5b. Provide warnings of hazards and errors.
DC: Provide any warnings (under voting, over voting) to prevent mistakes during a voting process.
5c. Provide fail safe features.
DC: Provide two ways for verification, a prompt and a sub-review message. A prompt message (e.g., “Are you sure you want to vote for Daniel Court and Amy Blumhardt from the Purple party?”) reverts to the previous question if older adults press No. A sub-review message (e.g., “You voted for Daniel Court and Amy Blumhardt from the Purple party.”) reverts to that specific candidate page if older adults press No. Provide a way for changing the vote (Review touch button).
5d. Discourage unconscious action in tasks that require vigilance.
DC: Locate different function of control buttons far apart (e.g., Yes/No (Next/Back) touch buttons).
Principle 6: Low Physical Effort: The design can be used efficiently and comfortably and with a minimum of fatigue.
6a. Allow older adult to maintain neutral body position.
DC: Provide main input buttons at the locations where older adults’ hands are in neutral body position.
6b. Use reasonable operating forces.
DC: Take out the physical buttons and instead use large touch buttons. Provide capacitive touchscreen rather than resistive touchscreen that requires more physical force.
6c. Minimize repetitive actions.
DC: Avoid multiple actions (e.g., double tap, split-tap) and use a single tap.
6d. Minimize sustained physical effort.
DC: Take out the physical buttons and instead use touch-buttons. Use tactile icons to navigate the older adults’ fingers to the location of the touch buttons. Use touch buttons that require only single tap.
Principle 7: Size and Space for Approach and Use: Appropriate size and space are provided for approach, reach, manipulation, and use regardless of user’s body size, posture, or mobility.
7a. Provide a clear line of sight to important elements for any seated or standing older adult.
DC: Place the important information (questions, referendum content, etc.) at the center of the screen. Provide adjustable height of the tablet stand for any seated or standing older adults.
7b. Make reach to all components comfortable for any seated or standing older adult.
DC: Make a tablet detachable from the stand. Provide tilted tablet stand for any seated or standing user.
7c. Accommodate variations in hand and grip size.
DC: Use large touch buttons and large tactile icons on the cover of the screen. Provide sufficient space between buttons for different size of fingers and grip.

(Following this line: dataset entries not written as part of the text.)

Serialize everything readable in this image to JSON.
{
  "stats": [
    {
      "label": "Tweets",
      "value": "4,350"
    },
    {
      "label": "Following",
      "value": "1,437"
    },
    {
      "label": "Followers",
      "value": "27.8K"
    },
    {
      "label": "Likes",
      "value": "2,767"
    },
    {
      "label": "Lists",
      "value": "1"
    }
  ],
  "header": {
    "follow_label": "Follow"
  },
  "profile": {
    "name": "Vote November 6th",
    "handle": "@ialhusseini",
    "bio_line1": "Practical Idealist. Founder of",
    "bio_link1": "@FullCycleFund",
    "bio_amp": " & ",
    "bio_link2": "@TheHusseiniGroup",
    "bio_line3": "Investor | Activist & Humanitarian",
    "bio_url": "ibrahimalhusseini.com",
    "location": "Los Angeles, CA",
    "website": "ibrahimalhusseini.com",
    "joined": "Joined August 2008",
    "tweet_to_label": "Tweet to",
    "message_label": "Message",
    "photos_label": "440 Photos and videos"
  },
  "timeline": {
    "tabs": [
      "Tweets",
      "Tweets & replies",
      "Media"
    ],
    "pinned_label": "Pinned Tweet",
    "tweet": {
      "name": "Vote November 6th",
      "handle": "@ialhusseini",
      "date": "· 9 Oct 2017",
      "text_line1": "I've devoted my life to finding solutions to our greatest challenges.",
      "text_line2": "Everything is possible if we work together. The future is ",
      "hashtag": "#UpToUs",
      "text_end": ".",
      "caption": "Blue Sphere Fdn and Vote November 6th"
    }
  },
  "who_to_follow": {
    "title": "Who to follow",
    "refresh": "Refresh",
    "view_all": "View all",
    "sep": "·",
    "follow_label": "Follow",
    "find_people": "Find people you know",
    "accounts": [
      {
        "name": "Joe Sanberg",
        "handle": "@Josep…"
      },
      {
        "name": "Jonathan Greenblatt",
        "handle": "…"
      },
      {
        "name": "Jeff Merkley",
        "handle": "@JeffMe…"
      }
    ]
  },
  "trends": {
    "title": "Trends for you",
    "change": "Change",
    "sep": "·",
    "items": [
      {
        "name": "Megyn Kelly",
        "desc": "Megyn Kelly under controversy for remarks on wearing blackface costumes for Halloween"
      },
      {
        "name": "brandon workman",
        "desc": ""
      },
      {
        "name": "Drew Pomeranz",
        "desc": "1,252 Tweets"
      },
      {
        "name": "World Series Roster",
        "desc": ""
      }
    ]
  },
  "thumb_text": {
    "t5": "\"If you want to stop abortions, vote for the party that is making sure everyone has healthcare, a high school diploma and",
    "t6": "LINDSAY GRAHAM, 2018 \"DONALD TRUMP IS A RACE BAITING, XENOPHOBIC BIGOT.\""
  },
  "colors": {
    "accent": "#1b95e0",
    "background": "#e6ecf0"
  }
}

7d. Provide adequate space for use of assistive devices or personal assistance.
DC: Use large touch buttons that can be activated using the assistive devices.